*** MATERIAL FOR THIS EXERCISE
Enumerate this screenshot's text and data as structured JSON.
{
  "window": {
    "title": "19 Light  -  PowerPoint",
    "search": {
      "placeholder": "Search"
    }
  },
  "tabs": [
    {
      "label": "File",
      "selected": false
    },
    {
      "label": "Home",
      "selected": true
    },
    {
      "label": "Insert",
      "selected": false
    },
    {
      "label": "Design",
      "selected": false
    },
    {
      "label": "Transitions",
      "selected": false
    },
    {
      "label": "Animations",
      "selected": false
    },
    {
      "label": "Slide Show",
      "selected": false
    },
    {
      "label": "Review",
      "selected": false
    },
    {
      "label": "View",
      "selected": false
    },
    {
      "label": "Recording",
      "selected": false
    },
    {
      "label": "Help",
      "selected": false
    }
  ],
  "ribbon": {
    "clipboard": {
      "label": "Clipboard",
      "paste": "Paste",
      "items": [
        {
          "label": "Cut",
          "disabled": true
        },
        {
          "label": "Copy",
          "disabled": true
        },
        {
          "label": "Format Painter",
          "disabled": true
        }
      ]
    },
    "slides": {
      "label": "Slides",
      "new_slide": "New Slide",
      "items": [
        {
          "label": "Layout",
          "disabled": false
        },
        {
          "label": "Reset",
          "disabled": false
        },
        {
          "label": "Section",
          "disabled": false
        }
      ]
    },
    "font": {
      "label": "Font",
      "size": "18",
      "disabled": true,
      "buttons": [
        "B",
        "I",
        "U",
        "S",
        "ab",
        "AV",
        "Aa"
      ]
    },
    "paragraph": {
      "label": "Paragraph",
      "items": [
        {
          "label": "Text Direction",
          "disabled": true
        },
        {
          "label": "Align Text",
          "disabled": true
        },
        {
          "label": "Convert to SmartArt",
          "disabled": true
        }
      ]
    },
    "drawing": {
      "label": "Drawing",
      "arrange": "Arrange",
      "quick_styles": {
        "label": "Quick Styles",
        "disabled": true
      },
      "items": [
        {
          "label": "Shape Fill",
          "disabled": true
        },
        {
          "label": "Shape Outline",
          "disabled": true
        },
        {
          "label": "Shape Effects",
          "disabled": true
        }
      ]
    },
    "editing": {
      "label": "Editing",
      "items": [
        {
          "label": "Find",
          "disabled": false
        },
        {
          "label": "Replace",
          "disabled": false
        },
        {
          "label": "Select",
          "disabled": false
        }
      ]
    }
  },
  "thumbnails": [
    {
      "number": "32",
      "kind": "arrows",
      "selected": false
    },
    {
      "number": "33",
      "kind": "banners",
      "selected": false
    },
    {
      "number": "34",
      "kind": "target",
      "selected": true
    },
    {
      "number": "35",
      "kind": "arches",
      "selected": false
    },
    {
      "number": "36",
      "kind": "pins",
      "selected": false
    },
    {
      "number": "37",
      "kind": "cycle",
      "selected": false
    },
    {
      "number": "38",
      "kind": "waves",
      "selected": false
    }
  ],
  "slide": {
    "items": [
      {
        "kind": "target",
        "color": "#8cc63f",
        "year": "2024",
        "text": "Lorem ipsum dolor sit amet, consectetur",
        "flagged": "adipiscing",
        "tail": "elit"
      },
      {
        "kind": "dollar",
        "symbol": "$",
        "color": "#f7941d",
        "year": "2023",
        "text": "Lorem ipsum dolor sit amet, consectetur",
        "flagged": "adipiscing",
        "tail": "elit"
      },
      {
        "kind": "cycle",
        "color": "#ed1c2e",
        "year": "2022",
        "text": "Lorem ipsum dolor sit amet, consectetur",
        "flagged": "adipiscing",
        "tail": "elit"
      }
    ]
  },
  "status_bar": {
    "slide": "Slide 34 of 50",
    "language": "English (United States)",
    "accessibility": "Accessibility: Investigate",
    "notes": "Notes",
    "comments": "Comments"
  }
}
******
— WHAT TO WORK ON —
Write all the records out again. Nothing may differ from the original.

— YOUR RESPONSE —
Enumerate this screenshot's text and data as structured JSON.
{
  "window": {
    "title": "19 Light  -  PowerPoint",
    "search": {
      "placeholder": "Search"
    }
  },
  "tabs": [
    {
      "label": "File",
      "selected": false
    },
    {
      "label": "Home",
      "selected": true
    },
    {
      "label": "Insert",
      "selected": false
    },
    {
      "label": "Design",
      "selected": false
    },
    {
      "label": "Transitions",
      "selected": false
    },
    {
      "label": "Animations",
      "selected": false
    },
    {
      "label": "Slide Show",
      "selected": false
    },
    {
      "label": "Review",
      "selected": false
    },
    {
      "label": "View",
      "selected": false
    },
    {
      "label": "Recording",
      "selected": false
    },
    {
      "label": "Help",
      "selected": false
    }
  ],
  "ribbon": {
    "clipboard": {
      "label": "Clipboard",
      "paste": "Paste",
      "items": [
        {
          "label": "Cut",
          "disabled": true
        },
        {
          "label": "Copy",
          "disabled": true
        },
        {
          "label": "Format Painter",
          "disabled": true
        }
      ]
    },
    "slides": {
      "label": "Slides",
      "new_slide": "New Slide",
      "items": [
        {
          "label": "Layout",
          "disabled": false
        },
        {
          "label": "Reset",
          "disabled": false
        },
        {
          "label": "Section",
          "disabled": false
        }
      ]
    },
    "font": {
      "label": "Font",
      "size": "18",
      "disabled": true,
      "buttons": [
        "B",
        "I",
        "U",
        "S",
        "ab",
        "AV",
        "Aa"
      ]
    },
    "paragraph": {
      "label": "Paragraph",
      "items": [
        {
          "label": "Text Direction",
          "disabled": true
        },
        {
          "label": "Align Text",
          "disabled": true
        },
        {
          "label": "Convert to SmartArt",
          "disabled": true
        }
      ]
    },
    "drawing": {
      "label": "Drawing",
      "arrange": "Arrange",
      "quick_styles": {
        "label": "Quick Styles",
        "disabled": true
      },
      "items": [
        {
          "label": "Shape Fill",
          "disabled": true
        },
        {
          "label": "Shape Outline",
          "disabled": true
        },
        {
          "label": "Shape Effects",
          "disabled": true
        }
      ]
    },
    "editing": {
      "label": "Editing",
      "items": [
        {
          "label": "Find",
          "disabled": false
        },
        {
          "label": "Replace",
          "disabled": false
        },
        {
          "label": "Select",
          "disabled": false
        }
      ]
    }
  },
  "thumbnails": [
    {
      "number": "32",
      "kind": "arrows",
      "selected": false
    },
    {
      "number": "33",
      "kind": "banners",
      "selected": false
    },
    {
      "number": "34",
      "kind": "target",
      "selected": true
    },
    {
      "number": "35",
      "kind": "arches",
      "selected": false
    },
    {
      "number": "36",
      "kind": "pins",
      "selected": false
    },
    {
      "number": "37",
      "kind": "cycle",
      "selected": false
    },
    {
      "number": "38",
      "kind": "waves",
      "selected": false
    }
  ],
  "slide": {
    "items": [
      {
        "kind": "target",
        "color": "#8cc63f",
        "year": "2024",
        "text": "Lorem ipsum dolor sit amet, consectetur",
        "flagged": "adipiscing",
        "tail": "elit"
      },
      {
        "kind": "dollar",
        "symbol": "$",
        "color": "#f7941d",
        "year": "2023",
        "text": "Lorem ipsum dolor sit amet, consectetur",
        "flagged": "adipiscing",
        "tail": "elit"
      },
      {
        "kind": "cycle",
        "color": "#ed1c2e",
        "year": "2022",
        "text": "Lorem ipsum dolor sit amet, consectetur",
        "flagged": "adipiscing",
        "tail": "elit"
      }
    ]
  },
  "status_bar": {
    "slide": "Slide 34 of 50",
    "language": "English (United States)",
    "accessibility": "Accessibility: Investigate",
    "notes": "Notes",
    "comments": "Comments"
  }
}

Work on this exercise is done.